The Bible is clear: rules have no power to restrain. Human effort will fail us.

Clark Whitten says “The greatest constraining power on earth against sin in your life is love.” The only thing that has the power to restrain us from sin is truly knowing, understanding and experiencing His love and grace. When we have a full grasp of His love and His grace and just who He is and what He’s done, we don’t want to hurt Him. We are less and less tempted to sin because we love Him, because we have experienced His grace and know His tender heart for us.

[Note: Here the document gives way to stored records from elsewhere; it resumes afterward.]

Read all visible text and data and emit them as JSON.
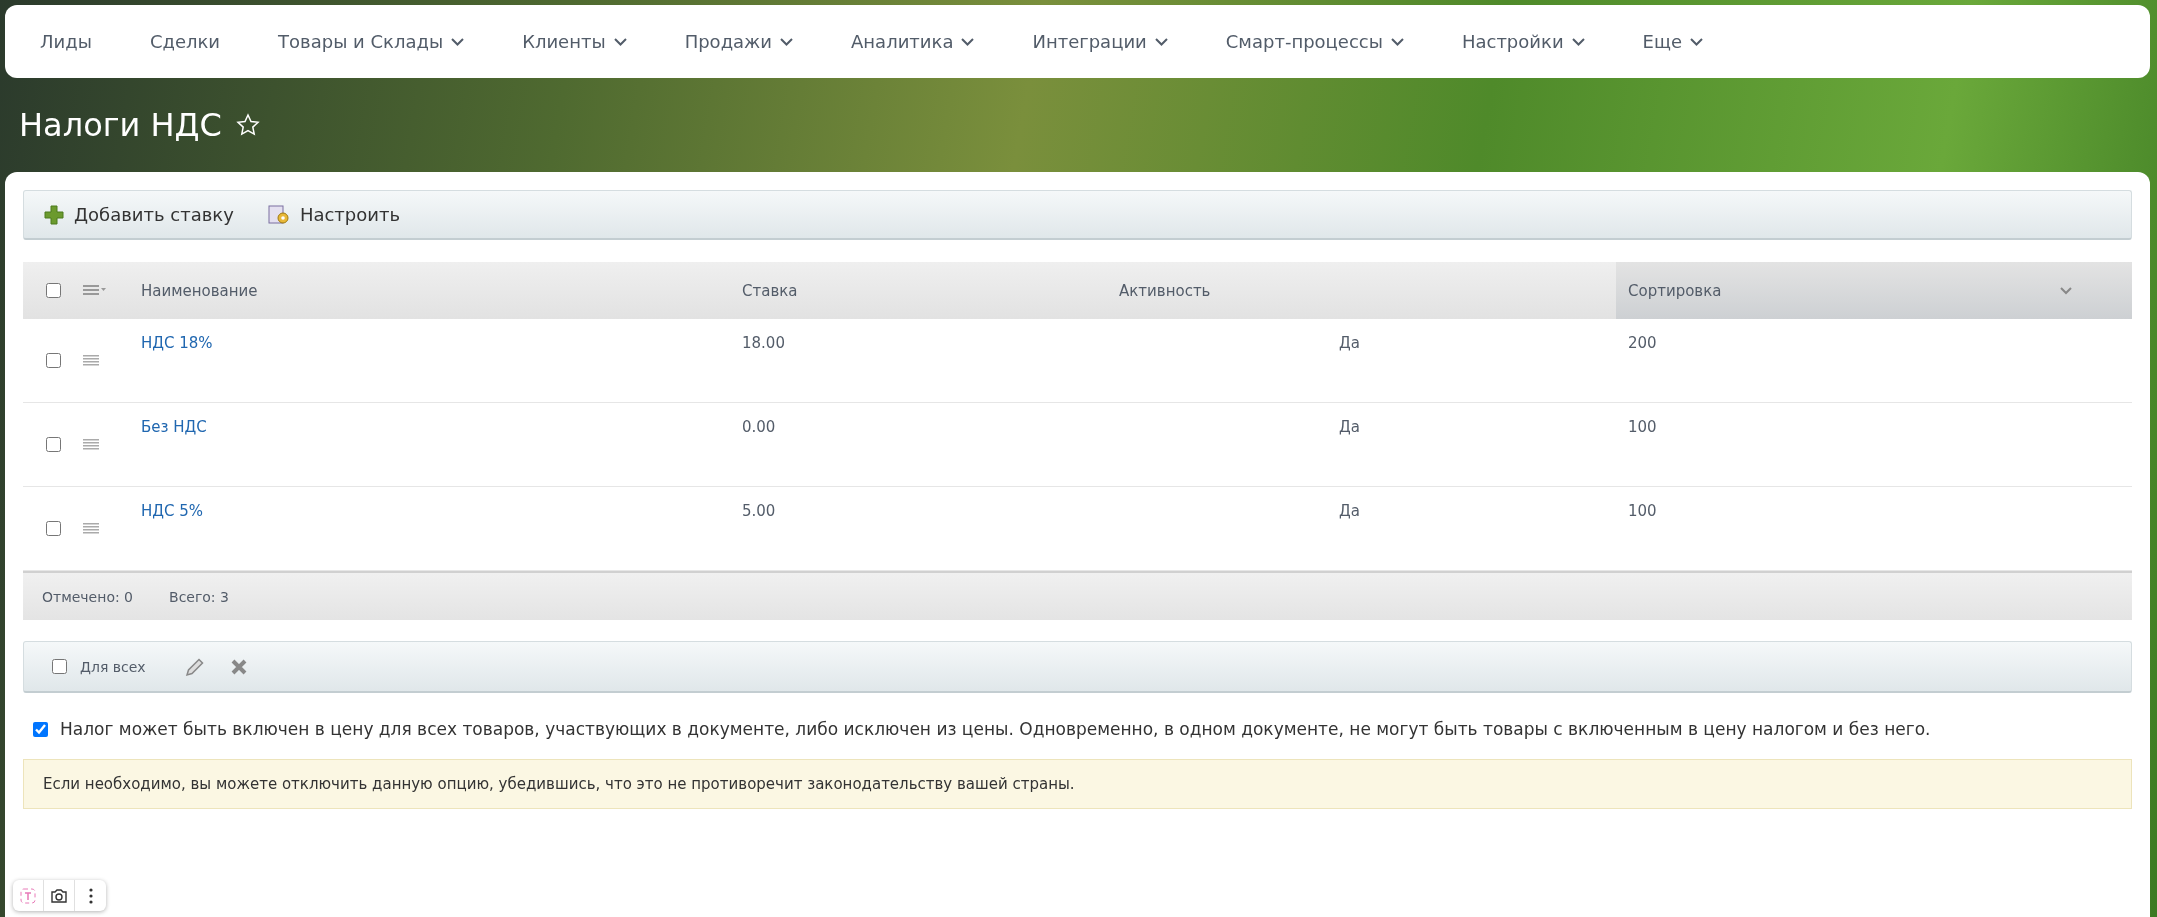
{
  "nav": [
    {
      "label": "Лиды",
      "dropdown": false
    },
    {
      "label": "Сделки",
      "dropdown": false
    },
    {
      "label": "Товары и Склады",
      "dropdown": true
    },
    {
      "label": "Клиенты",
      "dropdown": true
    },
    {
      "label": "Продажи",
      "dropdown": true
    },
    {
      "label": "Аналитика",
      "dropdown": true
    },
    {
      "label": "Интеграции",
      "dropdown": true
    },
    {
      "label": "Смарт-процессы",
      "dropdown": true
    },
    {
      "label": "Настройки",
      "dropdown": true
    },
    {
      "label": "Еще",
      "dropdown": true
    }
  ],
  "page_title": "Налоги НДС",
  "toolbar": [
    {
      "kind": "add",
      "label": "Добавить ставку"
    },
    {
      "kind": "settings",
      "label": "Настроить"
    }
  ],
  "table": {
    "select_all_checked": false,
    "columns": [
      {
        "label": "Наименование",
        "sorted": false
      },
      {
        "label": "Ставка",
        "sorted": false
      },
      {
        "label": "Активность",
        "sorted": false
      },
      {
        "label": "Сортировка",
        "sorted": true
      }
    ],
    "rows": [
      {
        "checked": false,
        "name": "НДС 18%",
        "rate": "18.00",
        "active": "Да",
        "sort": "200"
      },
      {
        "checked": false,
        "name": "Без НДС",
        "rate": "0.00",
        "active": "Да",
        "sort": "100"
      },
      {
        "checked": false,
        "name": "НДС 5%",
        "rate": "5.00",
        "active": "Да",
        "sort": "100"
      }
    ],
    "footer": [
      "Отмечено: 0",
      "Всего: 3"
    ]
  },
  "actions": {
    "for_all_label": "Для всех",
    "for_all_checked": false
  },
  "option": {
    "checked": true,
    "label": "Налог может быть включен в цену для всех товаров, участвующих в документе, либо исключен из цены. Одновременно, в одном документе, не могут быть товары с включенным в цену налогом и без него."
  },
  "note": "Если необходимо, вы можете отключить данную опцию, убедившись, что это не противоречит законодательству вашей страны."
}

God wants to connect with our hearts! He wants us to know and believe that He really is Jehovah Jireh, the God who provides, and He really can meet our needs. That through His grace, we really can learn to experience freedom from our life-controlling issues.

There may be a part 3 to this post. I guess you’ll find out next week 🙂

Freedom Fridays: Embrace Grace, Part 1

We know the bottom line: that God is the freedom giver. But how exactly do we find freedom, and how/who does it come from?

The answer is grace.

It is for freedom that Christ set us free, right? How did He set us free?

Through salvation by grace alone.

From the Gospel according to John, chapter 1:

The Word became flesh and made his dwelling among us. We have seen his glory, the glory of the one and only Son, who came from the Father, full of grace and truth.

Out of his fullness we have all received grace in place of grace already given. 17 For the law was given through Moses; grace and truth came through Jesus Christ.

Romans 3:24

All are justified freely by his grace through the redemption that came by Christ Jesus.

2 Corinthians 8:9

For you know the grace of our Lord Jesus Christ, that though he was rich, yet for your sake he became poor, so that you through his poverty might become rich.

2 Corinthians 12:9

My grace is sufficient for you, for my power is made perfect in weakness.

Galatians 5:1

It is for freedom that Christ has set us free.

We need to understand what Jesus’ death on the cross accomplished, in order to learn to walk in freedom. Jesus’ death on the cross took care of all our sins – those we committed before we were saved AND those we committed since then.

This really was one of the keys in helping me to overcome my struggle with habitual sin. I used to try to achieve obedience, freedom and mastery over my sin by my own strength. I would pray and ask for God’s help, of course; but then when I’d fall, I’d beat myself up for a good amount of time because of my fall. This behavior fit right in line with how I treated myself before I became a Christian, especially as it pertained to my eating disorder. If I ate too much (in my opinion) or didn’t exercise enough, or if I woke up one day and my weight was too high, I’d belittle myself and make resolutions about how to change
whatever it was that I didn’t like.

Galatians 3 says “You foolish Galatians! Who has bewitched you? Before your very eyes Jesus Christ was clearly portrayed as crucified. I would like to learn just one thing from you: Did you receive the Spirit by observing the law, or by believing what you heard? Are you so foolish? After beginning with the Spirit, are you now trying to attain your goal by human effort?”

This way of thinking made me pretty legalistic. I made all sorts of rules for myself (and others) in an attempt to measure my faith as well as theirs. If I had boiled down my thinking, my core belief seemed to be that it was easier to follow rules than to try to live in the reality of grace.

It reminds me of Paul’s warning to the Colossians:

Since you died with Christ to the basic principles of this world, why, as though you still belonged to it, do you submit to its rules: “Do not handle! Do not taste! Do not touch!”? These are all destined to perish with use, because they are based on human commands and teachings. Such regulations indeed have an appearance of wisdom, with their self-imposed worship, their false humility and their harsh treatment of the body, but they lack any value in restraining sensual indulgence.

Let me tell you from experience that rules alone will get your nowhere fast.

I just read this today: “Self-striving nurtures self-hatred.” Yes and Amen.

I cannot, cannot do this myself. I never could. That’s precisely why Jesus died on the cross.

More in Part 2, which may or may not be next week. I’m going out of town and will have to see if I have time to post!